And the network was established by private capital - again making the nod to MW's valid points about land privilege.

Lola said...

From Wiki:-

No comment really. Just another vignette in the long road (rail?) to or from LVT..

Shiney said...


But that IS basic economics - imports DO make the importing country richer. Tariffs to protect certain favoured industries do not.

And.... Oh I give up! I've got work to do creating value.

Bayard said...

"@B You seem to be saying that privatisation should be attempted for its own sake never mind any economic efficiency."

Possibly to you, not to anyone else. Saying that privatisation should not be vetoed simply because sucessive governments have made a botch of it to benefit their friends in the private sector is not saying it should be attempted for its own sake. My argument in no way rules out any other separate argument why privatisation is inherently evil, it just rules out the argument that it shouldn't be attempted because past attempts have been deliberately botched.

And yes, I agree with you that the privatisation of the railways was botched in exactly that way, but that doesn't mean that the railways couldn't have been privatised in a way that didn't lead to the downsides of the present system, nor that the railways aren't now better than they were before, nor yet that the railways were any good when nationalised.
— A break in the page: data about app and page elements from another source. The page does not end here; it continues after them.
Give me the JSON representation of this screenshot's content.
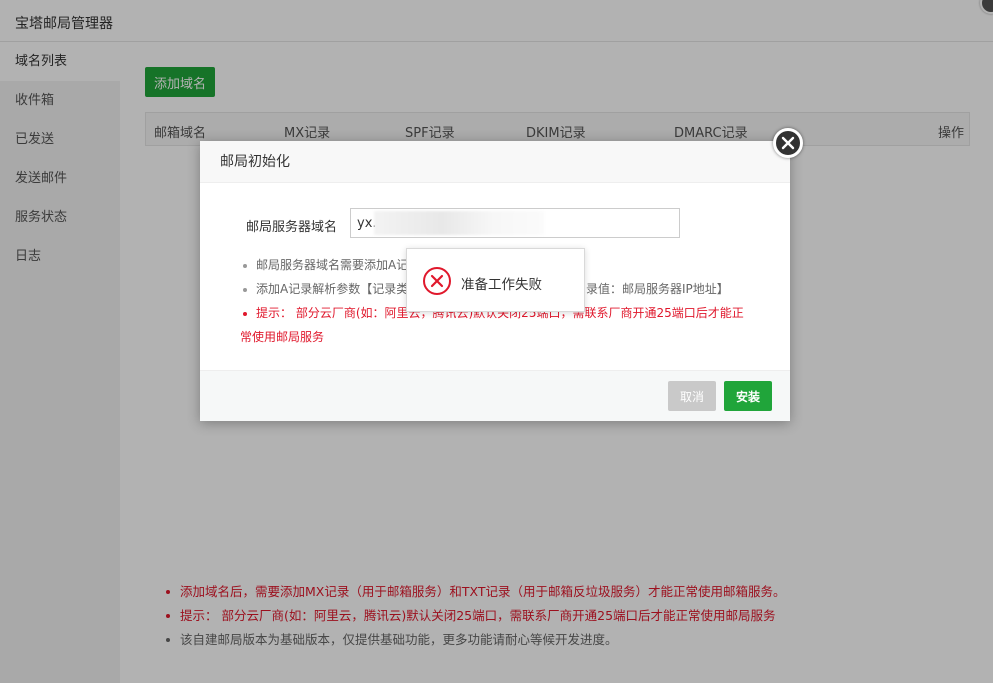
{
  "window": {
    "title": "宝塔邮局管理器"
  },
  "sidebar": {
    "items": [
      {
        "label": "域名列表",
        "active": true
      },
      {
        "label": "收件箱"
      },
      {
        "label": "已发送"
      },
      {
        "label": "发送邮件"
      },
      {
        "label": "服务状态"
      },
      {
        "label": "日志"
      }
    ]
  },
  "main": {
    "add_domain_label": "添加域名",
    "table_headers": [
      "邮箱域名",
      "MX记录",
      "SPF记录",
      "DKIM记录",
      "DMARC记录",
      "操作"
    ],
    "notes": [
      "添加域名后，需要添加MX记录（用于邮箱服务）和TXT记录（用于邮箱反垃圾服务）才能正常使用邮箱服务。",
      "提示： 部分云厂商(如：阿里云，腾讯云)默认关闭25端口，需联系厂商开通25端口后才能正常使用邮局服务",
      "该自建邮局版本为基础版本，仅提供基础功能，更多功能请耐心等候开发进度。"
    ]
  },
  "dialog": {
    "title": "邮局初始化",
    "field_label": "邮局服务器域名",
    "field_value": "yx.",
    "notes": [
      "邮局服务器域名需要添加A记",
      "添加A记录解析参数【记录类",
      "录值：邮局服务器IP地址】",
      "提示： 部分云厂商(如：阿里云，腾讯云)默认关闭25端口，需联系厂商开通25端口后才能正",
      "常使用邮局服务"
    ],
    "cancel_label": "取消",
    "install_label": "安装"
  },
  "toast": {
    "message": "准备工作失败",
    "icon": "error-circle-icon"
  },
  "colors": {
    "accent": "#20a53a",
    "danger": "#e0182c"
  }
}
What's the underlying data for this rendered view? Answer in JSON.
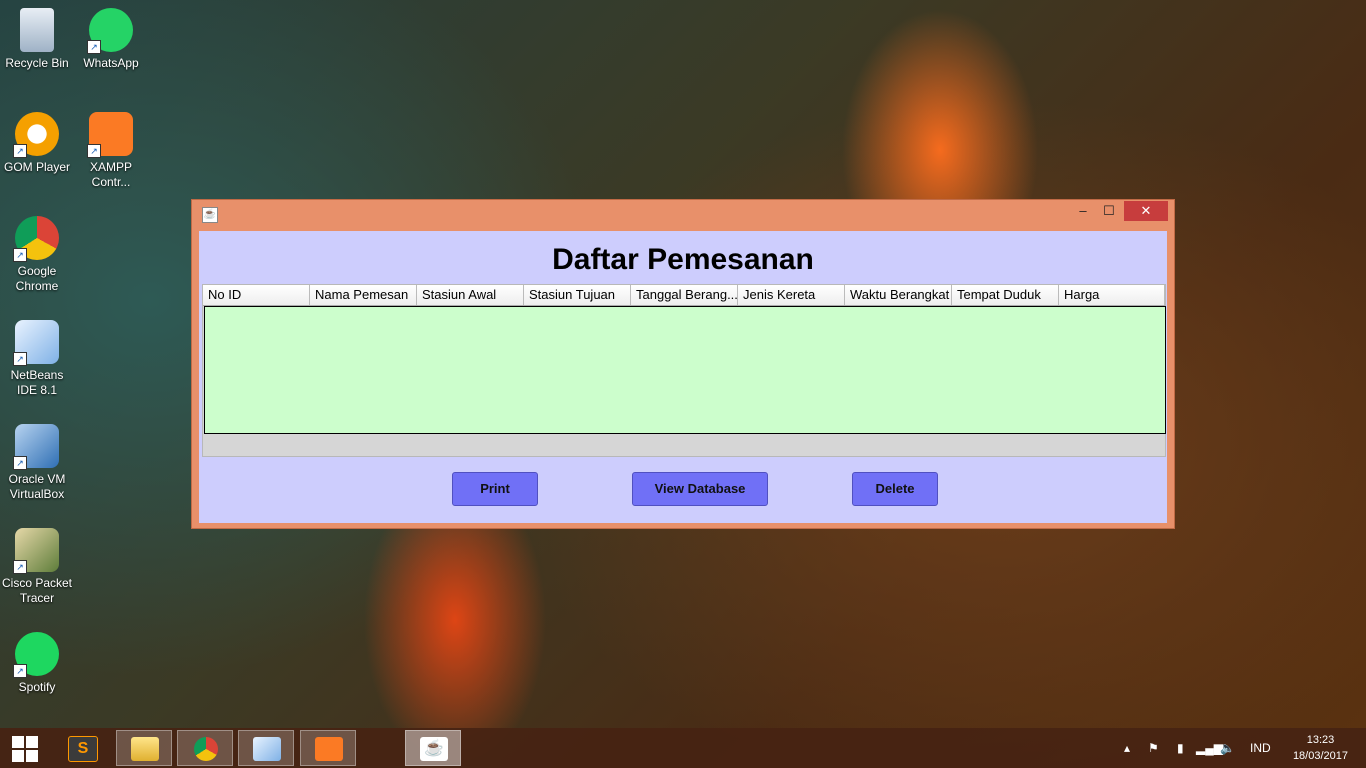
{
  "desktop": {
    "icons": [
      {
        "label": "Recycle Bin"
      },
      {
        "label": "WhatsApp"
      },
      {
        "label": "GOM Player"
      },
      {
        "label": "XAMPP Contr..."
      },
      {
        "label": "Google Chrome"
      },
      {
        "label": "NetBeans IDE 8.1"
      },
      {
        "label": "Oracle VM VirtualBox"
      },
      {
        "label": "Cisco Packet Tracer"
      },
      {
        "label": "Spotify"
      }
    ]
  },
  "window": {
    "title": "",
    "icon": "java-icon",
    "minimize": "–",
    "maximize": "☐",
    "close": "✕",
    "heading": "Daftar Pemesanan",
    "columns": [
      "No ID",
      "Nama Pemesan",
      "Stasiun Awal",
      "Stasiun Tujuan",
      "Tanggal Berang...",
      "Jenis Kereta",
      "Waktu Berangkat",
      "Tempat Duduk",
      "Harga"
    ],
    "rows": [],
    "buttons": {
      "print": "Print",
      "view_database": "View Database",
      "delete": "Delete"
    },
    "colors": {
      "frame": "#e8906a",
      "panel": "#cdcdfd",
      "table_body": "#ccfecc",
      "button": "#7070f6"
    }
  },
  "taskbar": {
    "apps": [
      "start-icon",
      "sublime-text-icon",
      "file-explorer-icon",
      "chrome-icon",
      "netbeans-icon",
      "xampp-icon",
      "java-icon"
    ],
    "language": "IND",
    "time": "13:23",
    "date": "18/03/2017"
  }
}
AFAIAC, the railways should never have been nationalised in the first place. All that that did was take failing private sector companies and remove the profit motive from the equation. Joint stock companies don't work very well under private ownership. They work a damn sight worse under public ownership. The railways should have become an arm of the state, like SNCF, or left in the private sector. What we got was the worst of both worlds. How typically British.